A study published in the journal Body Image has revealed that both men and women are happiest with their bodies after the age of 60.
Satisfaction with size, shape and appearance gradually increases as people age, with our latter years characterised by the highest levels of self-assurance, according to data from more than 15,000 people.
While women aged between 19 and 24 were prone to being unhappy with their bodies, they were much more content with how they looked when they reached 60, the research showed.
Similarly, men suffered a dip in self-confidence between 29 and 34 years old, and between 44 and 49. But their self-esteem began to rise as they approached their 60th birthday and continued to increase afterwards.
“These results are also consistent with theoretical work suggesting that women place less importance on evaluating the appearance of their bodies as they age and that older adults may value body function over body appearance,” the study said.
“It is possible that such body-related perceptual shifts may gradually occur across the female lifespan, and in turn buffer against the impact of the damaging thin and youthful ideals upheld within Western cultures to enable enhanced body image as women age. The current study supports the idea that the pressures women face may lessen over time.
“Similarly, to their female peers, ageing men may value body functionality over body appearance, which in turn may buffer against appearance dissatisfaction.”
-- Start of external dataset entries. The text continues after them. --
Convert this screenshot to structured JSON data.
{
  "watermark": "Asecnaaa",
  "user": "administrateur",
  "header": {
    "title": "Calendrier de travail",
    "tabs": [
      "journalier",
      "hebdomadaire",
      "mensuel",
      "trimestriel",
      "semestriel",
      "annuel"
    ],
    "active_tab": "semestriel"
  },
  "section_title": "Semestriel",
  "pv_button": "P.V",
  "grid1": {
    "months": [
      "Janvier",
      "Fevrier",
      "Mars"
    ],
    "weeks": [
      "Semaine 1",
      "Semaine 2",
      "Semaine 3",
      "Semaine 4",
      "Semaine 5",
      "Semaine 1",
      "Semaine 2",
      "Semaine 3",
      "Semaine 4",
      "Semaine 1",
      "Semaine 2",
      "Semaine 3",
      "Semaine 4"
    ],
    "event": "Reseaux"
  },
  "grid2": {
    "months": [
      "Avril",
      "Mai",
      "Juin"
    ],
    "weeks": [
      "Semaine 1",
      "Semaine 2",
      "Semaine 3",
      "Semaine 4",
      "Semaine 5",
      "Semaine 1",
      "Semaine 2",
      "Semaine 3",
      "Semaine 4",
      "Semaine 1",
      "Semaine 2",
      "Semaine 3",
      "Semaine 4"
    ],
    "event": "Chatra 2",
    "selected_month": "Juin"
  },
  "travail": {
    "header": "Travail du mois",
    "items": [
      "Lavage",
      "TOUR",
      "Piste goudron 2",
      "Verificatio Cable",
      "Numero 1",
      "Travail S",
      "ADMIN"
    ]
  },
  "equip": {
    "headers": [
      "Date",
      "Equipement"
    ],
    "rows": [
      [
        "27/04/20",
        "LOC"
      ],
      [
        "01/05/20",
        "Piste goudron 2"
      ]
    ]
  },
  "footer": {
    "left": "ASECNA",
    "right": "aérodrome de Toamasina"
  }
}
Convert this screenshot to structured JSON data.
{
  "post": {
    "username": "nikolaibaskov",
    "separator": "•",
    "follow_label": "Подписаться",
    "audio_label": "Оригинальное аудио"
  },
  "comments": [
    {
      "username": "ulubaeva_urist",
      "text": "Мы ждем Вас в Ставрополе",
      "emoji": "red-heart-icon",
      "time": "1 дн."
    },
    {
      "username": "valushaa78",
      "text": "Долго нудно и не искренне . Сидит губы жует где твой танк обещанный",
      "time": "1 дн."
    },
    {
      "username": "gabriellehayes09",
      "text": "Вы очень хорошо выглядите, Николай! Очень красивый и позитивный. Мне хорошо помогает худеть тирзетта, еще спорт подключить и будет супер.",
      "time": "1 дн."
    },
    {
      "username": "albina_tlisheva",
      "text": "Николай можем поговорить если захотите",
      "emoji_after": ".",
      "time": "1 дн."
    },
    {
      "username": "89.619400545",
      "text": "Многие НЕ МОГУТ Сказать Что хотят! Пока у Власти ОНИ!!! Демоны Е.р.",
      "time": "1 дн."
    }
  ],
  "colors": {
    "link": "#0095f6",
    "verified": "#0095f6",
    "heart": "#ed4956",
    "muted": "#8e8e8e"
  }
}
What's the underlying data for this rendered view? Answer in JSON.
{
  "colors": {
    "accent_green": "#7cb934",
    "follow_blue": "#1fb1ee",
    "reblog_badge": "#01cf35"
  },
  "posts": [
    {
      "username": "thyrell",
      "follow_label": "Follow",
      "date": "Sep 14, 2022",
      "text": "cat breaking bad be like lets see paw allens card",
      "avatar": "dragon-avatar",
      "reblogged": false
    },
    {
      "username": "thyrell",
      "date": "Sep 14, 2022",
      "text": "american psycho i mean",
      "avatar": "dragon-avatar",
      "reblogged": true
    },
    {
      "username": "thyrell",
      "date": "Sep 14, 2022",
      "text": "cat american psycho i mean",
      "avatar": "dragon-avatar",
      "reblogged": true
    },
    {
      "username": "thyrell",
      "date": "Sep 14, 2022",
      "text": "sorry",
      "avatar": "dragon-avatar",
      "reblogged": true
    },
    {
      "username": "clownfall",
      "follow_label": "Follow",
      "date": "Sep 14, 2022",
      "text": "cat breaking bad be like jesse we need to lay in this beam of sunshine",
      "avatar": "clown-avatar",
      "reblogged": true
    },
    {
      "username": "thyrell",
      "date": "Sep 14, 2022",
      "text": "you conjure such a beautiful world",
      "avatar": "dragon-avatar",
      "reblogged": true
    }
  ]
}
An increase in body confidence was more dramatic among women as they aged, whereas men tended to have a more positive overall attitude towards their bodies which gradually improved in their later years.
This ran contrary to the researcher’s prediction that “body dissatisfaction is relatively stable across the female lifespan”.